GRETNA – The Louisiana 5th Circuit Court of Appeal on June 27, 2018, upheld a decision from the 24th Judicial District Court, Jefferson Parish, in denying relatives any damages for the death of their husband and father, an oilfield worker. They alleged that he died as a result of exposure to radiation on his job, and had not been warned of this hazard by his employers.
As quoted in the court’s opinion, “Julius Lennie died as a result of lung cancer on Jan. 28, 2010, less than a month after his diagnosis. It wasn’t until four years later on January 2, 2014, that his surviving spouse, Patricia Lennie, and his children, Brett Lennie and Marcella Lennie Fueslier, filed a survival and wrongful death suit against various oil companies and pipe cleaning contractors that had hired Tuboscope (Lennie’s employer) to clean and refurbish used oilfield pipe.”
Defendants named in the lawsuit included Exxon Mobil, Shell Oil Co., Chevron, BP Products, Atlantic Richfield and Intracoastal Tubular Services.
The family claimed that the four-year delay in filing their lawsuit was a result of their not knowing what had caused Lennie’s death, as related in the court’s opinion. They had not talked with his doctor about the possible cause of his illness. It was not until his son, Brett, read an article regarding lawsuits involving radiation exposure in pipe yards that they realized what may have been the cause of Lennie’s death.

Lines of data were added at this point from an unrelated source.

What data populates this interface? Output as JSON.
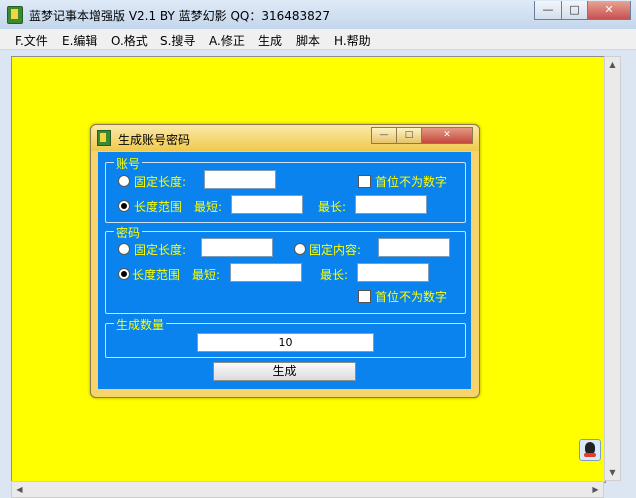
{
  "window": {
    "title": "蓝梦记事本增强版 V2.1 BY 蓝梦幻影 QQ：316483827",
    "minimize_glyph": "—",
    "maximize_glyph": "□",
    "close_glyph": "✕"
  },
  "menu": [
    {
      "label": "F.文件"
    },
    {
      "label": "E.编辑"
    },
    {
      "label": "O.格式"
    },
    {
      "label": "S.搜寻"
    },
    {
      "label": "A.修正"
    },
    {
      "label": "生成"
    },
    {
      "label": "脚本"
    },
    {
      "label": "H.帮助"
    }
  ],
  "editor": {
    "background": "#ffff00"
  },
  "dialog": {
    "title": "生成账号密码",
    "minimize_glyph": "—",
    "maximize_glyph": "□",
    "close_glyph": "✕",
    "account": {
      "legend": "账号",
      "fixed_length_label": "固定长度:",
      "fixed_length_value": "",
      "first_not_digit_label": "首位不为数字",
      "first_not_digit_checked": false,
      "range_label": "长度范围",
      "range_selected": true,
      "min_label": "最短:",
      "min_value": "",
      "max_label": "最长:",
      "max_value": ""
    },
    "password": {
      "legend": "密码",
      "fixed_length_label": "固定长度:",
      "fixed_length_value": "",
      "fixed_content_label": "固定内容:",
      "fixed_content_value": "",
      "range_label": "长度范围",
      "range_selected": true,
      "min_label": "最短:",
      "min_value": "",
      "max_label": "最长:",
      "max_value": "",
      "first_not_digit_label": "首位不为数字",
      "first_not_digit_checked": false
    },
    "count": {
      "legend": "生成数量",
      "value": "10"
    },
    "generate_button": "生成"
  },
  "colors": {
    "dialog_body": "#0b83ee",
    "label_text": "#ffff00",
    "dialog_frame": "#f6d36b"
  }
}
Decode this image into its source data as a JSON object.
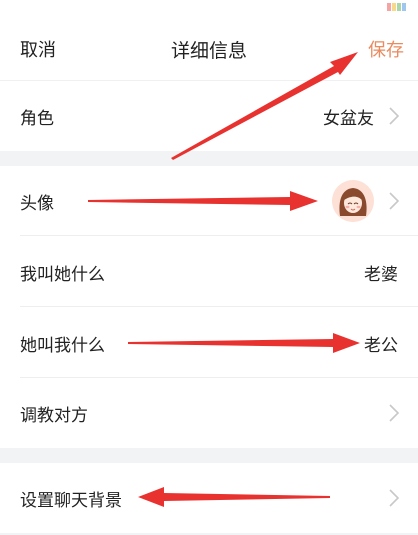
{
  "status_bar": {
    "swatch_colors": [
      "#f5a3a3",
      "#f6d98a",
      "#a8d8a8",
      "#9fc6ef"
    ]
  },
  "header": {
    "cancel_label": "取消",
    "title": "详细信息",
    "save_label": "保存"
  },
  "rows": {
    "role": {
      "label": "角色",
      "value": "女盆友"
    },
    "avatar": {
      "label": "头像"
    },
    "i_call_her": {
      "label": "我叫她什么",
      "value": "老婆"
    },
    "she_calls_me": {
      "label": "她叫我什么",
      "value": "老公"
    },
    "train_partner": {
      "label": "调教对方"
    },
    "chat_background": {
      "label": "设置聊天背景"
    }
  },
  "colors": {
    "accent": "#e98a5f",
    "annotation_arrow": "#e8322f",
    "section_gap": "#f2f3f5"
  }
}
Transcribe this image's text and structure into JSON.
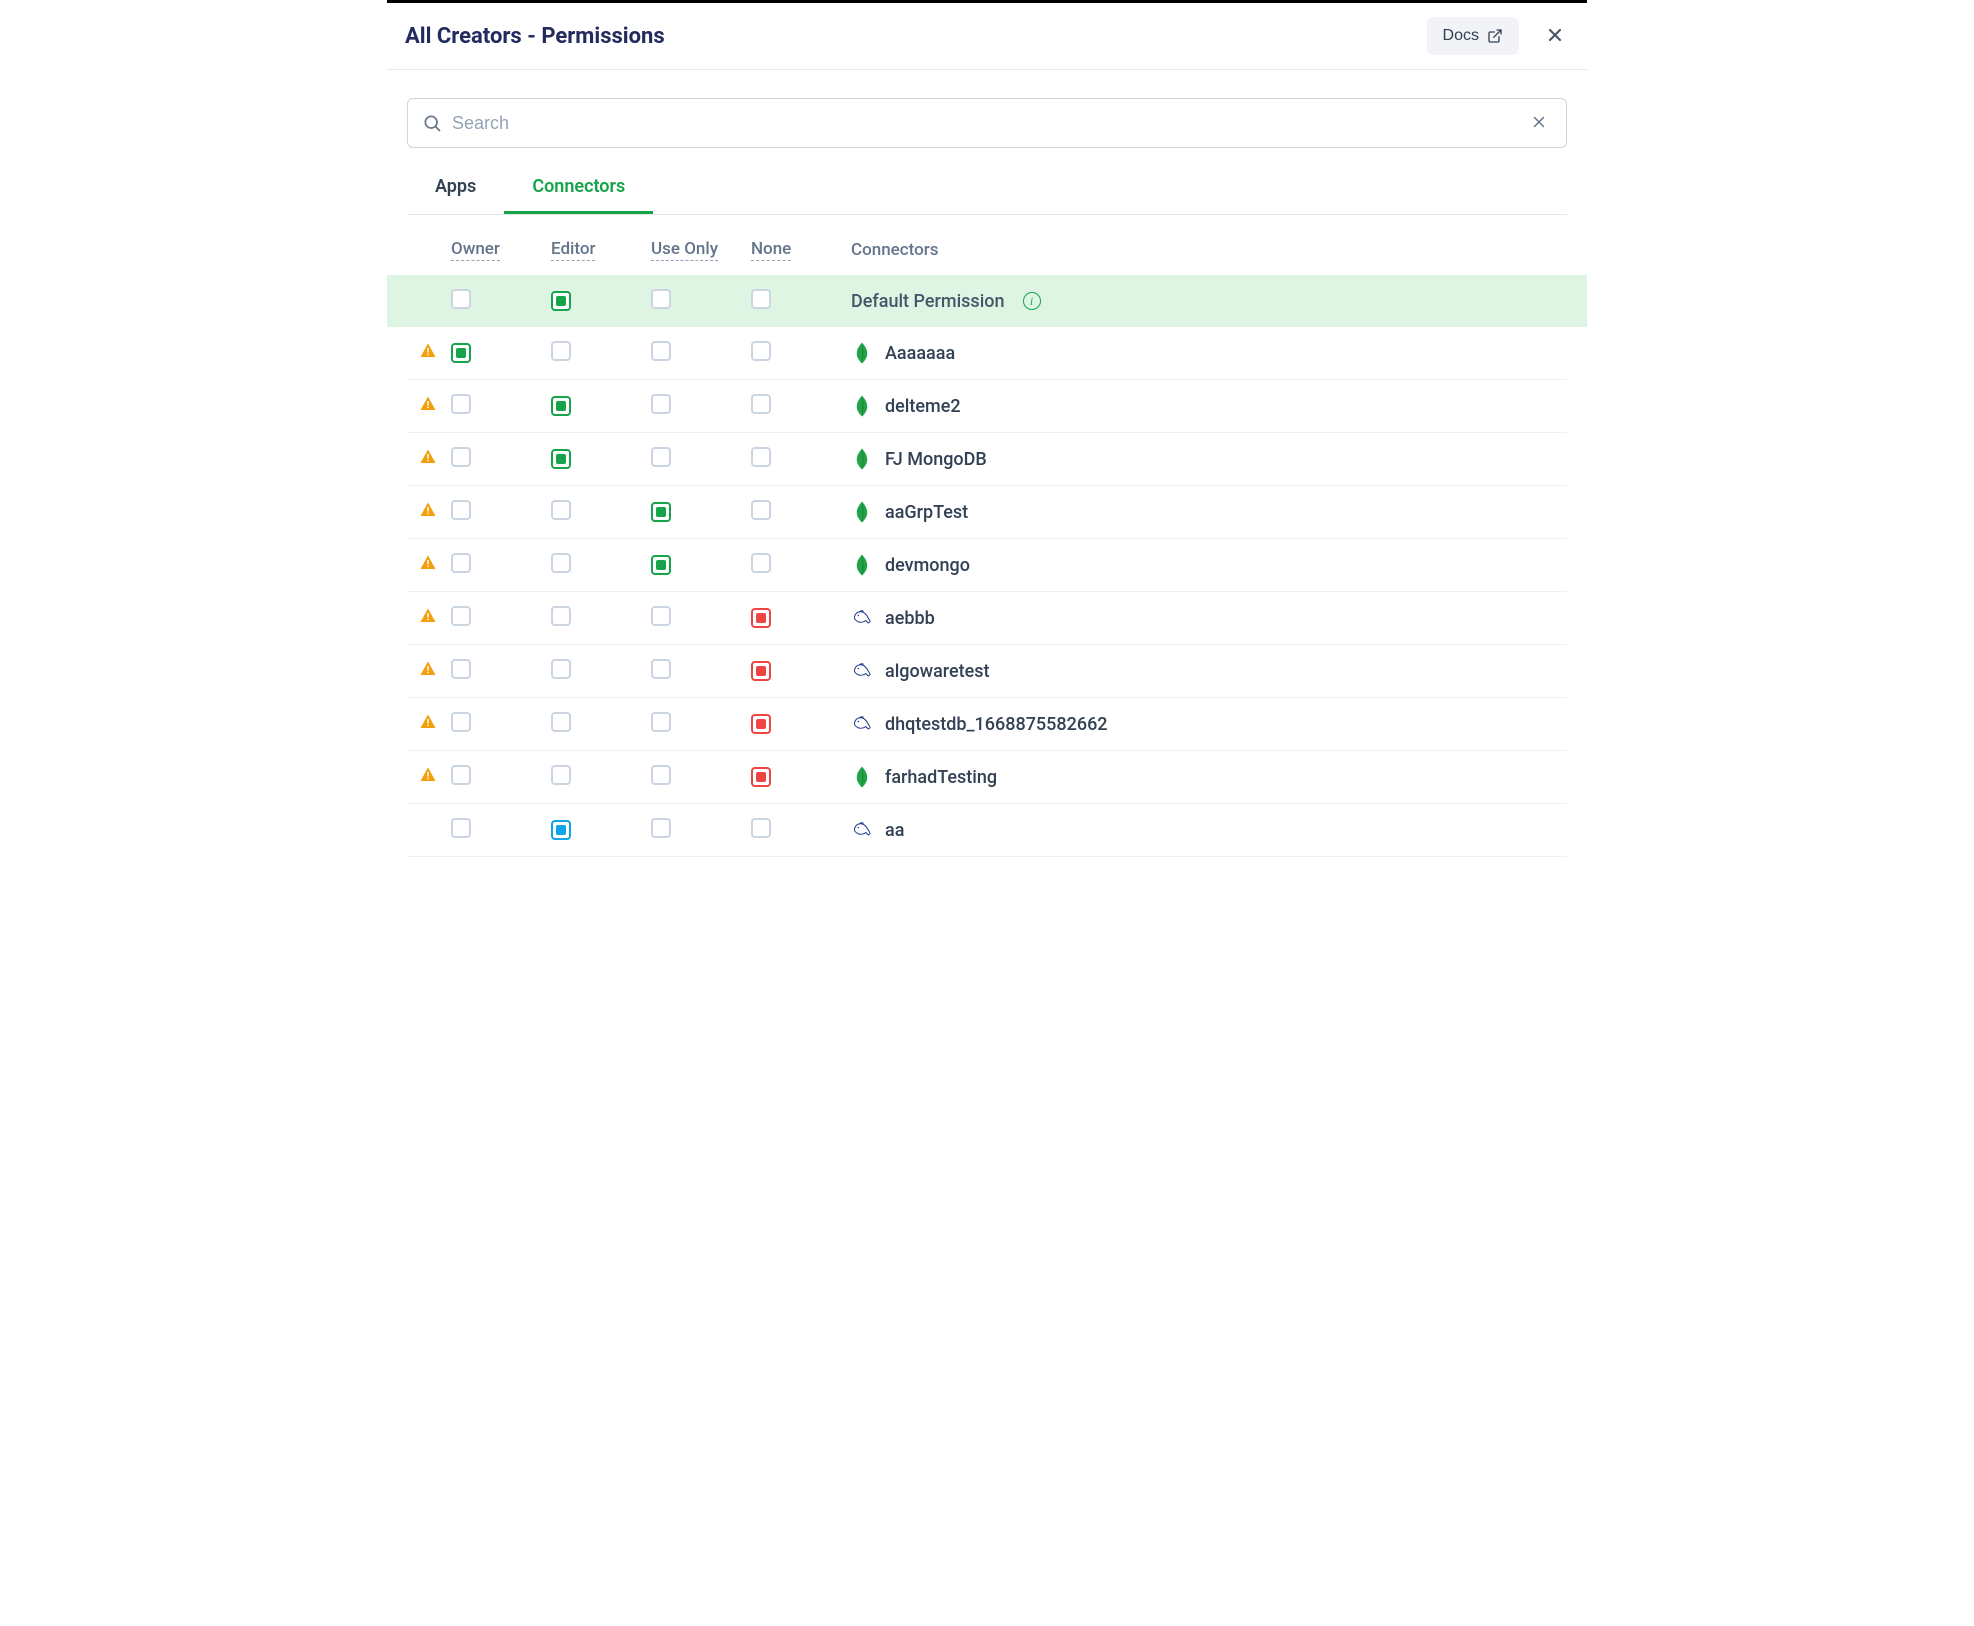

The article explained that the cleaning process used by Tuboscope involved grinding scale out of the used pipe, a process that allegedly caused the emission of naturally occurring radioactive material (NORM). According to the Lennies, neither they nor Mr. Lennie had any knowledge of the dangers that NORM presented to oilfield workers.
In affirming the judgment of the trial court, Judge Robert Chaisson said, “The Lennies have offered no evidence as to what they understood caused Mr. Lennie’s lung cancer and subsequent death. There is no evidence that they reasonably relied on a doctor’s explanation as to the cause of Mr. Lennie’s lung cancer. To the contrary, they testified that they did not speak with Mr. Lennie’s doctors about what caused his cancer. Additionally, none of the Lennies stated that they had a conversation with Mr. Lennie himself as to what he believed,”
Judge Chaisson continued, “Because the Lennies have not shown that they were unable to bring their survival claims within one year of Mr. Lennie’s death, either due to concealment from them by defendants, or due to their lack of knowledge not caused by their own fault, it is not necessary for us to engage in a factual examination of what Mr. Lennie himself knew or didn’t know regarding his cause of action or whether defendants’ actions served to conceal the cause of action from him.”
The judge said he found no fault with the lower court’s rulings.
“As its findings relate to the Lennies’ survival claims, we find no manifest error in the trial court’s factual findings that the Lennies failed to meet their evidentiary burden to show that defendants were involved in any actual conspiracy, misrepresentation and/or fraud," the judge ruled. “We conclude that the Lennies failed to prove that they are entitled to rely upon the doctrine of contra non valentem to suspend the running of prescription on their facially-prescribed wrongful death and survival claims. Accordingly, the judgment of the trial court sustaining defendants’ peremptory exceptions of prescription and dismissing the Lennies’ claims with prejudice is affirmed.”
Judge Susan Chehardy and Judge Jude Gravois concurred.